For example, a social media analyst can have a personal blog covering sports or travel, but not social media.
“…analysts with personal blogs must take the blog down or redirect readers to a Forrester-branded role-based blogs,” reports analyst relations blog Sage Circle, who first reported the news.
PRNewser reached out to Forrester PR, who directed us to the following statement by Vice President of Corporate Communications Karyl Levinson:
We believe we can best serve our clients in their professional roles by aggregating our intellectual property in one place – at Forrester.com. Make no mistake: Forrester is committed to social media, and the number of our analyst bloggers is increasing, not decreasing.
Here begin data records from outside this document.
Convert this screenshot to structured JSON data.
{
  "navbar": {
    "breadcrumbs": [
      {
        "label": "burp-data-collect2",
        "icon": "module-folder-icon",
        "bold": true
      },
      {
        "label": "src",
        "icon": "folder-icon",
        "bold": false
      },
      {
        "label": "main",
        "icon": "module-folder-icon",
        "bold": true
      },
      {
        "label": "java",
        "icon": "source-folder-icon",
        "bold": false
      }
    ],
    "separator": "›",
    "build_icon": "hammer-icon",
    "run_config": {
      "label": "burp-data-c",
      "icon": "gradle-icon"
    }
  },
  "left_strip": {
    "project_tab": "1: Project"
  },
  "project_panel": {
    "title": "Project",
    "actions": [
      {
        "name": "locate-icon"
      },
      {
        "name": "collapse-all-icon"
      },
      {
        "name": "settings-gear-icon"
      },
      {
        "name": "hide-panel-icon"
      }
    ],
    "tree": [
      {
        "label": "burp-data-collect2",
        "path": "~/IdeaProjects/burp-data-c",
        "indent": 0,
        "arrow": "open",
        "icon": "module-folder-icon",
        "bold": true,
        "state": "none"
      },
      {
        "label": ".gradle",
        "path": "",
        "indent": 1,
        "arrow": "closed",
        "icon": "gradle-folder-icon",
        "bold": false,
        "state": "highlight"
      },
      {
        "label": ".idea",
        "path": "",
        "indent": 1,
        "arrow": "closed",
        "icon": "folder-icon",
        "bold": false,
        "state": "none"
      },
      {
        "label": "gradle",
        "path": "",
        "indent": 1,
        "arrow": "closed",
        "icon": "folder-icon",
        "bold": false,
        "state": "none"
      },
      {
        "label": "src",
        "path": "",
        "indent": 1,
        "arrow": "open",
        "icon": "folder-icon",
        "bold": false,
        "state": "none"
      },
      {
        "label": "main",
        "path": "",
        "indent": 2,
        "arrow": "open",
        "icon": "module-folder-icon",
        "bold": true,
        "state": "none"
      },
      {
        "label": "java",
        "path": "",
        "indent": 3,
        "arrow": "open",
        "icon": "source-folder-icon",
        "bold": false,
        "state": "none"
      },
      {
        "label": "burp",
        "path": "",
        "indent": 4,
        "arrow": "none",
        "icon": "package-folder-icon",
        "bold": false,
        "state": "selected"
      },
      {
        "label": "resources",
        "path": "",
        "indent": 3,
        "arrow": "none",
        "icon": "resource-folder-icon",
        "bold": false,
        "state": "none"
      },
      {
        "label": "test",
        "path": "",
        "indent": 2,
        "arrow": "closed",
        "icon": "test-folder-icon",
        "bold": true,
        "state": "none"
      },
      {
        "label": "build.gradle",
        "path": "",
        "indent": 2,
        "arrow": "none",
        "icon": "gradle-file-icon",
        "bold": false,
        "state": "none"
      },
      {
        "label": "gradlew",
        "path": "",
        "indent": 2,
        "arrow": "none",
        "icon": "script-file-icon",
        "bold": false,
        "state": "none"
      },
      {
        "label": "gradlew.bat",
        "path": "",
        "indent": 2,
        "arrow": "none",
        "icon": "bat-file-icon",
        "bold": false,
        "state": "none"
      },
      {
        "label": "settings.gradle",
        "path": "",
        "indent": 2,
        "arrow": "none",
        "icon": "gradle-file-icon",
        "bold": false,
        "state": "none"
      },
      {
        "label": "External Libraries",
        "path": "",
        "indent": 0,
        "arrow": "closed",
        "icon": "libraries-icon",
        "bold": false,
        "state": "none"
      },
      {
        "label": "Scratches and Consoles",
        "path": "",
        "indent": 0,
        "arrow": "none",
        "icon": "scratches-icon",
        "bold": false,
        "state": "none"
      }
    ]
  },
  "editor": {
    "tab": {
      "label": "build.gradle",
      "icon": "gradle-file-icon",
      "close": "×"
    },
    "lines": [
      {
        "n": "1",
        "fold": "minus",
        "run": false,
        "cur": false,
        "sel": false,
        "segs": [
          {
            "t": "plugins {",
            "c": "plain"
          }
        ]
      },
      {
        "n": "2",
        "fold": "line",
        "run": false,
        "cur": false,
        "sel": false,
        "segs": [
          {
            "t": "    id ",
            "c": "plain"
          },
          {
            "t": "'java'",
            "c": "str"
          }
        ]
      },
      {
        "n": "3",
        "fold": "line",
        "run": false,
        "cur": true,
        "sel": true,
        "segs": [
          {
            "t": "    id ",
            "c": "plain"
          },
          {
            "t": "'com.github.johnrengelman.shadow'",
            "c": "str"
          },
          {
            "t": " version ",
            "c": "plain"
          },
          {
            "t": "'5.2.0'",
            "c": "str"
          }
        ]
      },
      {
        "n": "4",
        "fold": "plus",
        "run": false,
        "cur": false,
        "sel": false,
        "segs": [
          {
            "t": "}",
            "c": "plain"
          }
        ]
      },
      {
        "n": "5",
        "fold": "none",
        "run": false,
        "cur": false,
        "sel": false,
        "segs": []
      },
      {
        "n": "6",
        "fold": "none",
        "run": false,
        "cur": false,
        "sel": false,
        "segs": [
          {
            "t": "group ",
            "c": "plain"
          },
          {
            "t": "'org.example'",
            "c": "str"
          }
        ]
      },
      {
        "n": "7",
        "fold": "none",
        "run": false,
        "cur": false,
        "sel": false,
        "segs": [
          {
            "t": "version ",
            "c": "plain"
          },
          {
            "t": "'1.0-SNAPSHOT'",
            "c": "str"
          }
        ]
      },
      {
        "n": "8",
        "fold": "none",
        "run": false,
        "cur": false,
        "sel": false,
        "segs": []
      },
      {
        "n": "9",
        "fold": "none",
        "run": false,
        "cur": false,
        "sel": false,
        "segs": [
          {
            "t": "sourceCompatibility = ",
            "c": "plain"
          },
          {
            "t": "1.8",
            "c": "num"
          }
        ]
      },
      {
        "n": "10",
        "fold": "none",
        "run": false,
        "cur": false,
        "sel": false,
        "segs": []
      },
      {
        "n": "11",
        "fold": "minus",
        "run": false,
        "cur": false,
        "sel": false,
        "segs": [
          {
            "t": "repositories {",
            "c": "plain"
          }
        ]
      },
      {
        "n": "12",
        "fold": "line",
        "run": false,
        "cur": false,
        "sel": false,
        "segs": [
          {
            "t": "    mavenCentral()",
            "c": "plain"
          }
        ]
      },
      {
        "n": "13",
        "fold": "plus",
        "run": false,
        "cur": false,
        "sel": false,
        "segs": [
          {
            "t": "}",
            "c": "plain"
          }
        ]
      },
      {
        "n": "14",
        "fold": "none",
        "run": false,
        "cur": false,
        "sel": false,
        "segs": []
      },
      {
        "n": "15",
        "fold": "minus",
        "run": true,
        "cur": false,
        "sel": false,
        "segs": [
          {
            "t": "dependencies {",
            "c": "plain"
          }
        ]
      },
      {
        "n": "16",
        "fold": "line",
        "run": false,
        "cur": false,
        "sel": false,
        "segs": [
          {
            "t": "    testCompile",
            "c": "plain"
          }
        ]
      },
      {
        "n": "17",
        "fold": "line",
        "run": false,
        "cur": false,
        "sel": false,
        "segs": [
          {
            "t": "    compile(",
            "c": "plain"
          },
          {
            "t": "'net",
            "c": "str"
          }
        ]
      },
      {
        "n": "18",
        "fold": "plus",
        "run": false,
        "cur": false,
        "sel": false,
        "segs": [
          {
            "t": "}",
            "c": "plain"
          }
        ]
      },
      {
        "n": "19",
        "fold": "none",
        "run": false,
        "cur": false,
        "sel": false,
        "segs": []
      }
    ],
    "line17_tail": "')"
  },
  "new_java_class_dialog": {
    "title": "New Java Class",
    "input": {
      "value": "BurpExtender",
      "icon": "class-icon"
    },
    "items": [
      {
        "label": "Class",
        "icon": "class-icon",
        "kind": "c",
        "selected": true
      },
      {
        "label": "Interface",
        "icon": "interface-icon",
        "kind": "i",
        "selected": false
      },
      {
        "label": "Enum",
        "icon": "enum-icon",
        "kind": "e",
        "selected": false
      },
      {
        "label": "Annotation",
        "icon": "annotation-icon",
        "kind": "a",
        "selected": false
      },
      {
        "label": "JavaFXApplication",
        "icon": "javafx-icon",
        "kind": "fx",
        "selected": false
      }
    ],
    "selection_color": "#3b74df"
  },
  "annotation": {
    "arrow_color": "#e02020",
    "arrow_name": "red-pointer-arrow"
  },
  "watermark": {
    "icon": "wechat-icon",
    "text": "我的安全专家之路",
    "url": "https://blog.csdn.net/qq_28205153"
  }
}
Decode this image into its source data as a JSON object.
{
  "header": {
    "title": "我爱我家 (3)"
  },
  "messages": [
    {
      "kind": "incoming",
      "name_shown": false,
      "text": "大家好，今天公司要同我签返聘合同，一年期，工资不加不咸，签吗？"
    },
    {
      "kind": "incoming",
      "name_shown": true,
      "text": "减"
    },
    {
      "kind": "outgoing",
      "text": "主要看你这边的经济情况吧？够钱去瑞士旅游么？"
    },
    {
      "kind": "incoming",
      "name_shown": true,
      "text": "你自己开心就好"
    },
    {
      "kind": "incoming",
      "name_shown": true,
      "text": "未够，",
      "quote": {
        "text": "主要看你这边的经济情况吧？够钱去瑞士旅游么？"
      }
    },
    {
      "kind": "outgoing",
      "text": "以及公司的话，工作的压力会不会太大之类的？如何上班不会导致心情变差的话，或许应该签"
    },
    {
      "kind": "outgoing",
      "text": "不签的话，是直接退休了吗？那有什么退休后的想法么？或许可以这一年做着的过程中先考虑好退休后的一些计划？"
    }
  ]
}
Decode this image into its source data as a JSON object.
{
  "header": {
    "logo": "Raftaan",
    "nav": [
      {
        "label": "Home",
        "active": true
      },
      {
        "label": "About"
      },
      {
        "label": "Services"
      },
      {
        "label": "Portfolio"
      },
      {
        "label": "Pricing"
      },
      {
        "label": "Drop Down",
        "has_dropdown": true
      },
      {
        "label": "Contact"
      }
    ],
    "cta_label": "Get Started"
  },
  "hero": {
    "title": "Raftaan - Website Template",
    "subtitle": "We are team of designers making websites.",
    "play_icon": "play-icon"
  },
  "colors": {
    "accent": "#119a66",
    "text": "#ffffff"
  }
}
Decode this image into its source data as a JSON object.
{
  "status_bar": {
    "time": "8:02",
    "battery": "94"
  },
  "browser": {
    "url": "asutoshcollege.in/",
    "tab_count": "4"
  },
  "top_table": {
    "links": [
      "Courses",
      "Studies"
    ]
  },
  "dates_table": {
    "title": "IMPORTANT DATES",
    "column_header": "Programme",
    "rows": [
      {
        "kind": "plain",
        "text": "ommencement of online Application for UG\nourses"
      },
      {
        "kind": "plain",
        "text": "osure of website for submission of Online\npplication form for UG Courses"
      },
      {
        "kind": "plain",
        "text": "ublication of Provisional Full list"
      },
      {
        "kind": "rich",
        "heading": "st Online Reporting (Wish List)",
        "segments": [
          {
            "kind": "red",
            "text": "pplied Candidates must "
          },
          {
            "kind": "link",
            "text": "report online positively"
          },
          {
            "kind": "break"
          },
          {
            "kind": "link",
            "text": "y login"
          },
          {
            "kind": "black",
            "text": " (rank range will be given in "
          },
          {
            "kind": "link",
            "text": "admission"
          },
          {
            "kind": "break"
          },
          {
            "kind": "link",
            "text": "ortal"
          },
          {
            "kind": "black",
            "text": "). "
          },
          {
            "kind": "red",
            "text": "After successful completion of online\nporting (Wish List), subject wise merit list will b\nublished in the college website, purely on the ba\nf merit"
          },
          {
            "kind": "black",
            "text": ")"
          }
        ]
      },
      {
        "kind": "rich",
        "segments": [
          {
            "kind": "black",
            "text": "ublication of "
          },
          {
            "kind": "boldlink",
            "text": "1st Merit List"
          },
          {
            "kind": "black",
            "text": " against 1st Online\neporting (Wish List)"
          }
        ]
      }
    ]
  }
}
Analysts will still have the ability to blog outside of Forrester on topics not related to their coverage areas.
It seems that Forrester’s actions are in response to several high profile analysts who built personal brands — in part via blogging — while at Forrester and then left the company to start their own firm, Altimeter Group.
There are a slew of issues with this new policy. For example, what happens when Forrester courts someone to be an analyst who also has a blog and forces them to shut down their blog? Will this hurt recruiting efforts?
What about analysts that want to use their personal blogs to promote their speaking appearances, research or other industry related content? Will they not be allowed to do so?
Also, will other brands follow Forrester’s lead?
“Forrester will lose star analysts over restrictive social media policy,” said ZDNet’s Michael Kingsman. What’s your take? Does Forrester need to put in place a policy to protect its brand, or is it being overbearing on its employees and out of touch?